The Riddle of Steel rests firmly in PEK's characteristic heavy free jazz aesthetic but is still a deviation from much of the rest of his catalog. The riddle (or ritual) commences with gongs, chimes, and various other metallic instruments and this unsteady exploration of resonance maintains for the first couple of minutes. Gradually, layers of synth, guitar (I think) and other manipulated sounds intermingle with the percussive clangor. Then like that of a shofar, the sounding of an unrecognized horn over warped electronics awakens the listener as PEK barks out an epic of creation and destruction (really, a series of spontaneously chosen excerpts from the Conan films and novels) in a guttural voice reminiscent of Oderus Urungus. (And, yes, there is something heavily metal about the way this odd and pounding piece is shaped by a reworked Conan narrative.) Then, the steel, horns, guitar, and electronics swell in affirmation and fade as the ceremony enters its second of numerous stages.

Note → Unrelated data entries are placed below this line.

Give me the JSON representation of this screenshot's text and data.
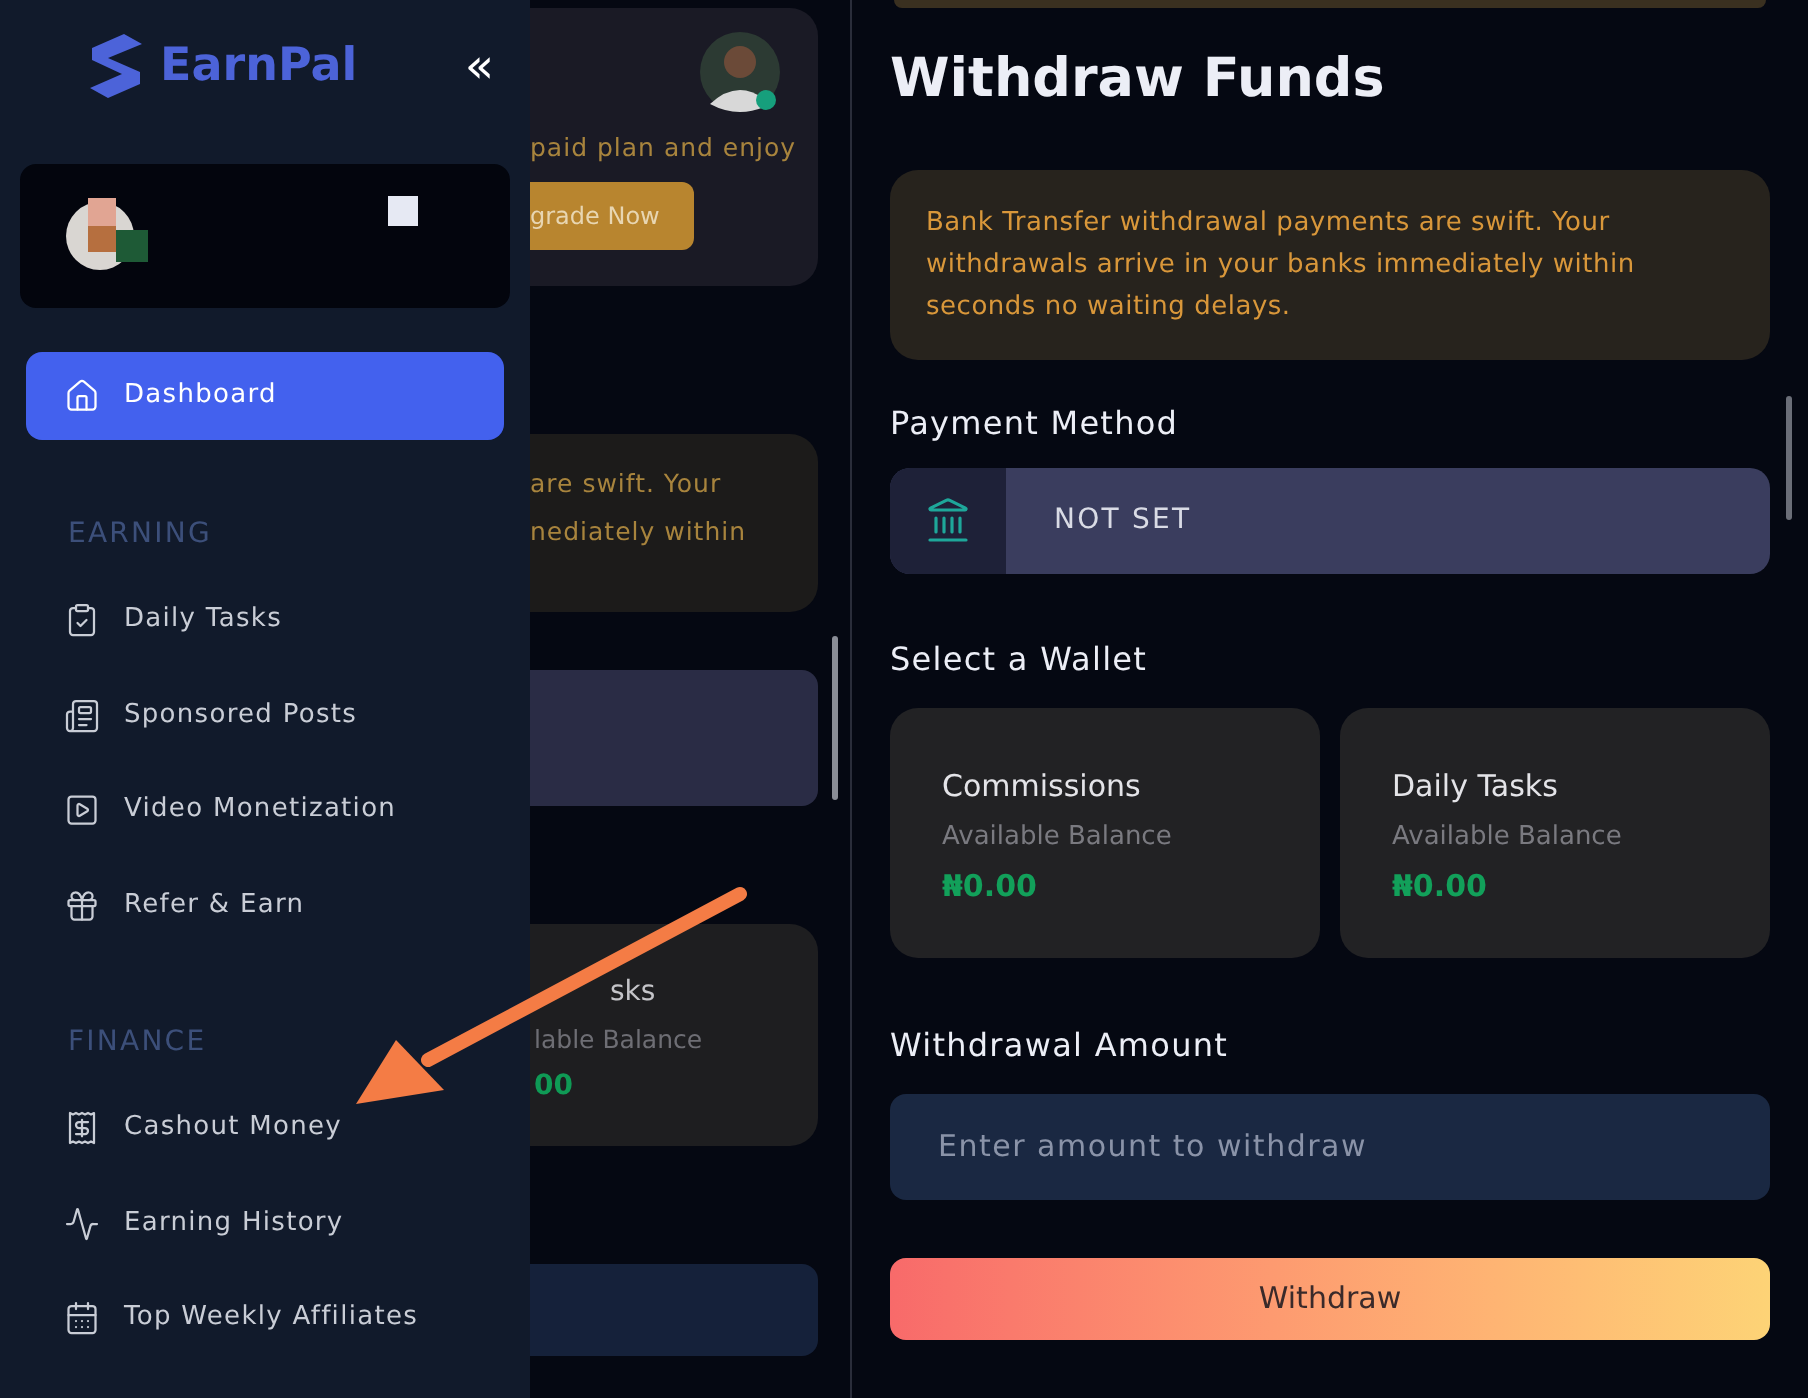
{
  "sidebar": {
    "brand": "EarnPal",
    "collapse_glyph": "«",
    "items": [
      {
        "kind": "item",
        "label": "Dashboard",
        "selected": true
      },
      {
        "kind": "section",
        "label": "EARNING"
      },
      {
        "kind": "item",
        "label": "Daily Tasks",
        "selected": false
      },
      {
        "kind": "item",
        "label": "Sponsored Posts",
        "selected": false
      },
      {
        "kind": "item",
        "label": "Video Monetization",
        "selected": false
      },
      {
        "kind": "item",
        "label": "Refer & Earn",
        "selected": false
      },
      {
        "kind": "section",
        "label": "FINANCE"
      },
      {
        "kind": "item",
        "label": "Cashout Money",
        "selected": false
      },
      {
        "kind": "item",
        "label": "Earning History",
        "selected": false
      },
      {
        "kind": "item",
        "label": "Top Weekly Affiliates",
        "selected": false
      }
    ]
  },
  "background_page": {
    "promo_text": "paid plan and enjoy",
    "upgrade_button": "grade Now",
    "notice_lines": [
      "are swift. Your",
      "nediately within"
    ],
    "wallet_title": "sks",
    "wallet_caption": "lable Balance",
    "wallet_amount": "00"
  },
  "withdraw": {
    "title": "Withdraw Funds",
    "notice": "Bank Transfer withdrawal payments are swift. Your withdrawals arrive in your banks immediately within seconds no waiting delays.",
    "payment_method_label": "Payment Method",
    "payment_method_value": "NOT SET",
    "wallet_label": "Select a Wallet",
    "wallets": [
      {
        "name": "Commissions",
        "caption": "Available Balance",
        "amount": "₦0.00"
      },
      {
        "name": "Daily Tasks",
        "caption": "Available Balance",
        "amount": "₦0.00"
      }
    ],
    "amount_label": "Withdrawal Amount",
    "amount_placeholder": "Enter amount to withdraw",
    "withdraw_button": "Withdraw"
  }
}
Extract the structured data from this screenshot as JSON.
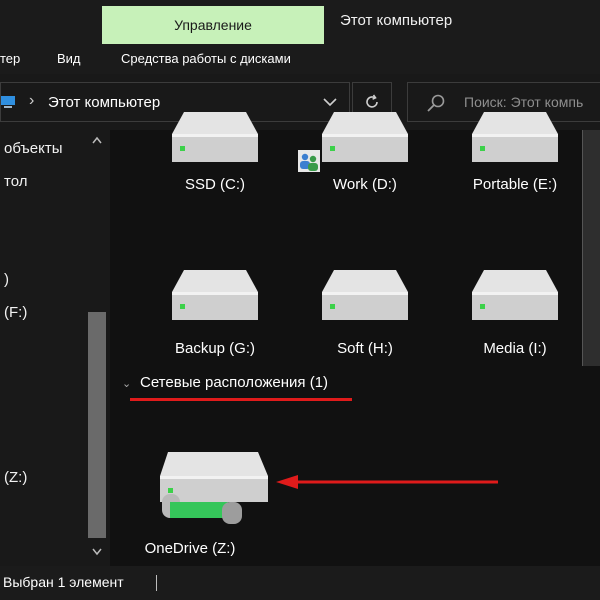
{
  "ribbon": {
    "active_context_tab": "Управление",
    "window_title": "Этот компьютер",
    "items": [
      "тер",
      "Вид",
      "Средства работы с дисками"
    ]
  },
  "address": {
    "path": "Этот компьютер",
    "search_placeholder": "Поиск: Этот компь"
  },
  "nav": {
    "items": [
      "объекты",
      "тол",
      ")",
      "(F:)",
      "(Z:)"
    ]
  },
  "drives": [
    {
      "label": "SSD (C:)",
      "shared": false
    },
    {
      "label": "Work (D:)",
      "shared": true
    },
    {
      "label": "Portable (E:)",
      "shared": false
    },
    {
      "label": "Backup (G:)",
      "shared": false
    },
    {
      "label": "Soft (H:)",
      "shared": false
    },
    {
      "label": "Media (I:)",
      "shared": false
    }
  ],
  "network_group": {
    "header": "Сетевые расположения (1)",
    "items": [
      {
        "label": "OneDrive  (Z:)"
      }
    ]
  },
  "status": {
    "selection": "Выбран 1 элемент"
  },
  "colors": {
    "ribbon_active_tab": "#c7f1b9",
    "annotation_red": "#e01b1b",
    "drive_led": "#3cd14a",
    "network_cable": "#35c65a"
  }
}
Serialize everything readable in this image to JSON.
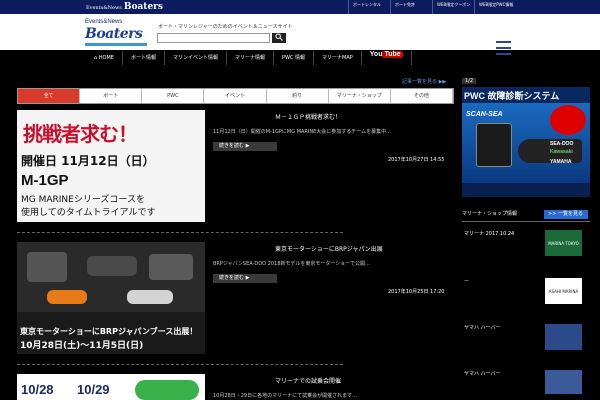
{
  "topbar": {
    "brand_small": "Events&News",
    "brand": "Boaters",
    "links": [
      "ボートレンタル",
      "ボート免許",
      "WEB限定クーポン",
      "WEB限定PWC情報"
    ]
  },
  "header": {
    "logo_small": "Events&News",
    "logo_big": "Boaters",
    "tagline": "ボート・マリンレジャーのためのイベント＆ニュースサイト",
    "search_placeholder": "",
    "search_icon": "magnifier-icon",
    "menu_icon": "hamburger-icon"
  },
  "nav": {
    "home": "HOME",
    "items": [
      "ボート情報",
      "マリンイベント情報",
      "マリーナ情報",
      "PWC 情報",
      "マリーナMAP"
    ],
    "youtube": "You",
    "youtube_tube": "Tube"
  },
  "more_link": "記事一覧を見る ▶▶",
  "page_num": "1/2",
  "tabs": [
    {
      "label": "全て",
      "active": true
    },
    {
      "label": "ボート",
      "active": false
    },
    {
      "label": "PWC",
      "active": false
    },
    {
      "label": "イベント",
      "active": false
    },
    {
      "label": "釣り",
      "active": false
    },
    {
      "label": "マリーナ・ショップ",
      "active": false
    },
    {
      "label": "その他",
      "active": false
    }
  ],
  "articles": [
    {
      "title": "Ｍ－１ＧＰ挑戦者求む！",
      "body": "11月12日（日）開催のM-1GPにMG MARINE大会に参加するチームを募集中…",
      "more": "続きを読む ▶",
      "date": "2017年10月27日 14:55",
      "thumb_lines": [
        "挑戦者求む！",
        "開催日 11月12日（日）",
        "M-1GP",
        "MG MARINEシリーズコースを",
        "使用してのタイムトライアルです"
      ]
    },
    {
      "title": "東京モーターショーにBRPジャパン出展",
      "body": "BRPジャパンSEA-DOO 2018新モデルを東京モーターショーで公開…",
      "more": "続きを読む ▶",
      "date": "2017年10月25日 17:20",
      "thumb_lines": [
        "東京モーターショーにBRPジャパンブース出展！",
        "10月28日(土)～11月5日(日)"
      ]
    },
    {
      "title": "マリーナでの試乗会開催",
      "body": "10月28日・29日に各地のマリーナにて試乗会が開催されます…",
      "more": "続きを読む ▶",
      "date": "",
      "thumb_lines": [
        "10/28",
        "10/29"
      ]
    }
  ],
  "banner": {
    "title": "PWC 故障診断システム",
    "brand1": "SCAN-SEA",
    "brand2": "SEA-DOO",
    "brand3": "Kawasaki",
    "brand4": "YAMAHA"
  },
  "sidebar": {
    "header": "マリーナ・ショップ情報",
    "button": ">> 一覧を見る",
    "items": [
      {
        "cap": "マリーナ 2017.10.24",
        "sub": "",
        "logo": "MARINA TOKYO"
      },
      {
        "cap": "ー",
        "sub": "",
        "logo": "ASAHI MARINA"
      },
      {
        "cap": "ヤマハ ハーバー",
        "sub": "",
        "logo": ""
      },
      {
        "cap": "ヤマハ ハーバー",
        "sub": "",
        "logo": ""
      }
    ]
  },
  "colors": {
    "topbar": "#0c1c5e",
    "accent": "#d93a2a",
    "link": "#2a6ad0"
  }
}
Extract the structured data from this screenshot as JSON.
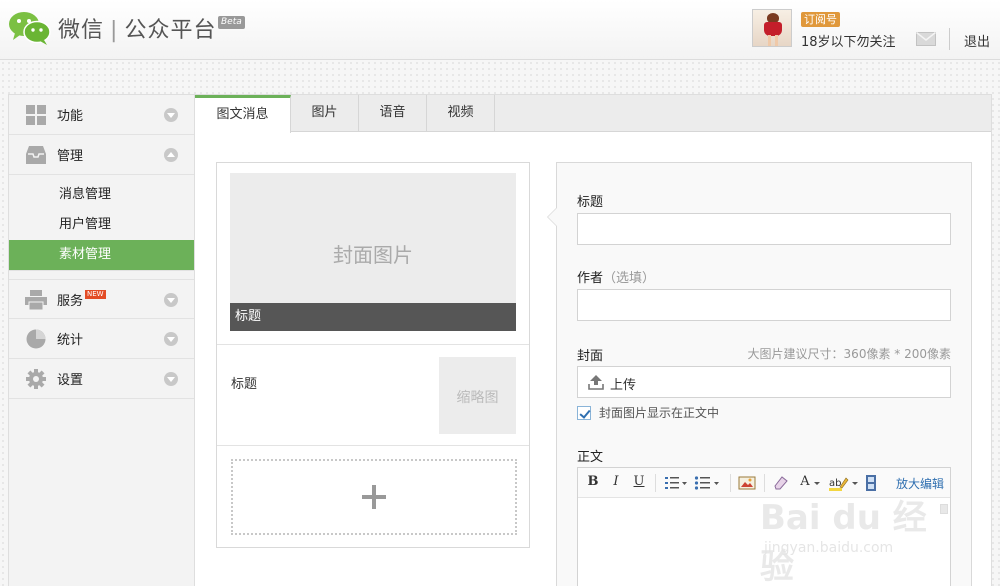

What follows is the peak-trough dynamic that PEK has spent so many years mapping, even if it is somewhat tempered here. Notable about this ensemble and, really, this specific recording is the underlying plodding rock rhythms laid by Mike Gruen on bass, Yuri Zbitnov on drums, and Bob Moores on guitar. Sure, PEK and Mike Caglianone's arsenal of horns and Eric Woods' and Joel Simches electronic contortions fill this trio out. PEK, of course, is aware of this direction and notes it several times on the release website, but the precise permutation of elements and inspirations remains somewhat elusive. At the risk playing the sounds-like game, Riddle of Steel evokes manic Zorn-inspired fusion, or contemporary Acid Mothers Temple with all the trippy spaciness and freak-rock proclivities but minus the relentless dance-hall drive. The periodic recitations, moreover, seem as much ritual as radio play that crosses Ornette's Science Fiction, Beefheart's absurdism, Zappa's strange musical theatrics and, as always, the Arkestra at their least melodic. The result is spirited but somewhat dark and perplexing.
I am still trying to figure out what this "riddle" actually means. Given the deep chthonic pretensions and the cut-and-paste approach to the sprawling Conan saga, however, I am not sure the riddle is really meant to be solved. Or, maybe I just need to listen more closely to the narrative. Anyway, somehow, like any good postmodern work, The Riddle of Steel is rewarding in its peculiarities and inscrutability rather than despite them, an album of good music. It is bizarre but oddly coherent in its ritualistic flow. And, it is gripping, through and through.
- Nick Ostrum, Squid's Ear
On Leap of Faith: "Alien yet familiar, bizarre yet completely fascinating. Expanding, contracting, erupting, settling down, always as one force..." - Bruce Lee Gallanter, DMG